TPC Journal-Vol 11-Issue-3 - FULL ISSUE

The Professional Counselor | Volume 11, Issue 3 321 research team (n = 6, 11.8%); researcher reflexivity, triangulation of data sources, thick description, and simultaneous data collection and analysis (n = 5 each, 9.8%); peer debriefing, audit trail, and member checking (n = 4 each, 7.8%); theory development (n = 3, 5.9%); and one each (2%) of external auditor, memos and/or field notes, and persistent observation. Limitations Within Sampled Studies Of the 46 empirical studies, 44 (95.7%) reported limitations. Limitations included design issues related to sampling/generalizability (n = 38, 82.6%); self-report/social desirability (n = 23, 50.0%); instrumentation (n = 20, 43.5%); research design concerns related to the ability to directly measure a variable of interest (e.g., clinical work, training activities; n = 7, 15.2%); experimenter/researcher effects (n = 3, 6.5%); use of less sophisticated statistical methods (n = 3, 6.5%); and use of an analogue design (n = 2, 4.3%). Within identified limitations, researchers most often cited limited generalizability with regard to sample composition (i.e., lack of diversity, small sample sizes, homogenous samples). Social desirability was noted as a potential limitation given the nature of the topics (i.e., racism, prejudice, privilege). Instrumentation issues pertained to weak reliability for samples, limited validity evidence, and disadvantages of self-administration. Researchers also acknowledged the difficulty of conceptualizing WRI constructs as distinct, noting the multidimensional nature of WRI and the challenge in discriminating between complex constructs. Key Findings There were three main categories of key findings. The largest category (i.e., 51 codes) consisted of identification of correlates and predictors of Whiteness/White racial identity. Findings related to gender and WRI were mixed, with several articles (n = 7) noting differences in WRI stages among men and women (i.e., women more frequently endorsing Contact and Pseudo-Independent stages, men more frequently endorsing Disintegration and Reintegration), and others determining gender differences were not significant in predicting WRI (n = 2). Additional findings included significant positive correlations and predictive effects between WRI, racism, MCC, personality variables (i.e., Openness linked with higher WRI and Neuroticism linked with lower WRI), and working alliance.

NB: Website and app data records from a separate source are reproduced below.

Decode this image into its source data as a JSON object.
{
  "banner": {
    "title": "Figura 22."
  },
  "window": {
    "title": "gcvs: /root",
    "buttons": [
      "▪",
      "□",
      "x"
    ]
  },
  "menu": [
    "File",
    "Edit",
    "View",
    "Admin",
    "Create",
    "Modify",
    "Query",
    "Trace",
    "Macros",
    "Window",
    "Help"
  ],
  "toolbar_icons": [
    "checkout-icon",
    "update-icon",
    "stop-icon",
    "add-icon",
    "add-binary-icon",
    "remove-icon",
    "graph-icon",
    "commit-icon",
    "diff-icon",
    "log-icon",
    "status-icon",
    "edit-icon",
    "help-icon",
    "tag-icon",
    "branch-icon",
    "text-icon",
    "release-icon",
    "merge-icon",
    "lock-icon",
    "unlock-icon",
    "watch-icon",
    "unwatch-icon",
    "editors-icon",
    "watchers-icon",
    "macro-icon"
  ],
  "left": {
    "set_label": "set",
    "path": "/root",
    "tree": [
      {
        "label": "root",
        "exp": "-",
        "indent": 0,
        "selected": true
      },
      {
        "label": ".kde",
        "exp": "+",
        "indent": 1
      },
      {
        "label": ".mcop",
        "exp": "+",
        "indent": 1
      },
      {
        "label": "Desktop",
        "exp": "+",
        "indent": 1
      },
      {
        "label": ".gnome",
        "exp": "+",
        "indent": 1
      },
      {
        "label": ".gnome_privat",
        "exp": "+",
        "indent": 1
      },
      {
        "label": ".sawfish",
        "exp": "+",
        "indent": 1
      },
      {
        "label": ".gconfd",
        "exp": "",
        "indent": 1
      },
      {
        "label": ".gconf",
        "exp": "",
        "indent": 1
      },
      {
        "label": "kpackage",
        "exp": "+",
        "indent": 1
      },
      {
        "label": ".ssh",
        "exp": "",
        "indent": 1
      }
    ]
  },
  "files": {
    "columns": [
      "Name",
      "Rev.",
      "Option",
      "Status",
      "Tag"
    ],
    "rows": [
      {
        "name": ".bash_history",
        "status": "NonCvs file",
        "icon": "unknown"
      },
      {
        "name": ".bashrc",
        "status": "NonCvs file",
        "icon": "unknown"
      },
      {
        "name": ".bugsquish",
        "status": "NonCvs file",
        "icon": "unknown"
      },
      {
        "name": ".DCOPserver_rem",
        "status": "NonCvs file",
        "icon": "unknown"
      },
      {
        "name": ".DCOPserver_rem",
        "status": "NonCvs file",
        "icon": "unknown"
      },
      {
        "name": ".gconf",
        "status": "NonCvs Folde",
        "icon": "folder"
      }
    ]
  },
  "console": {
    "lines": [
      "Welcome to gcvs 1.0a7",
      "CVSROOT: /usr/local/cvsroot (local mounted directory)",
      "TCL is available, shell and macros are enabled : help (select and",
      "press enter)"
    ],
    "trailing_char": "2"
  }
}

Other constructs, such as ego defenses, emotional states, social–cognitive maturity, fear, and religious orientation, also demonstrated significant alignment with WRI stages. White guilt, the impact of personal relationships with communities of color, and lower levels of race salience (i.e., race essentialism) were also linked to Whiteness. The next largest category (i.e., 32 codes) related to critiques of White racial identity models and measures. Most of the conceptual articles focused in some way on this category, often criticizing WRI models as subjective and lacking in complexity, or critiquing WRI measurement and previous research because of issues of reliability and validity. Several stressed caution for interpreting WRI according to existing models, suggesting a more nuanced approach of contextualizing individuals and accounting for within-group variation. Empirical articles also suggested that achieving and maintaining higher levels of WRI, particularly anti-racist identities and attitudes, may be more difficult than originally conceptualized and may require levels of engagement that are difficult to maintain in a racist society. Training implications and impact (i.e., 24 codes), noted within empirical and conceptual studies, included tips for addressing Whiteness in counselor education (e.g., offering courses focused on Whiteness and anti-racism) and in supervision (e.g., openly discussing race, privilege, and oppression; matching supervisors and supervisees by racial identity when possible). Empirical studies noted mixed improvement in WRI stages and MCC as a result of both general progression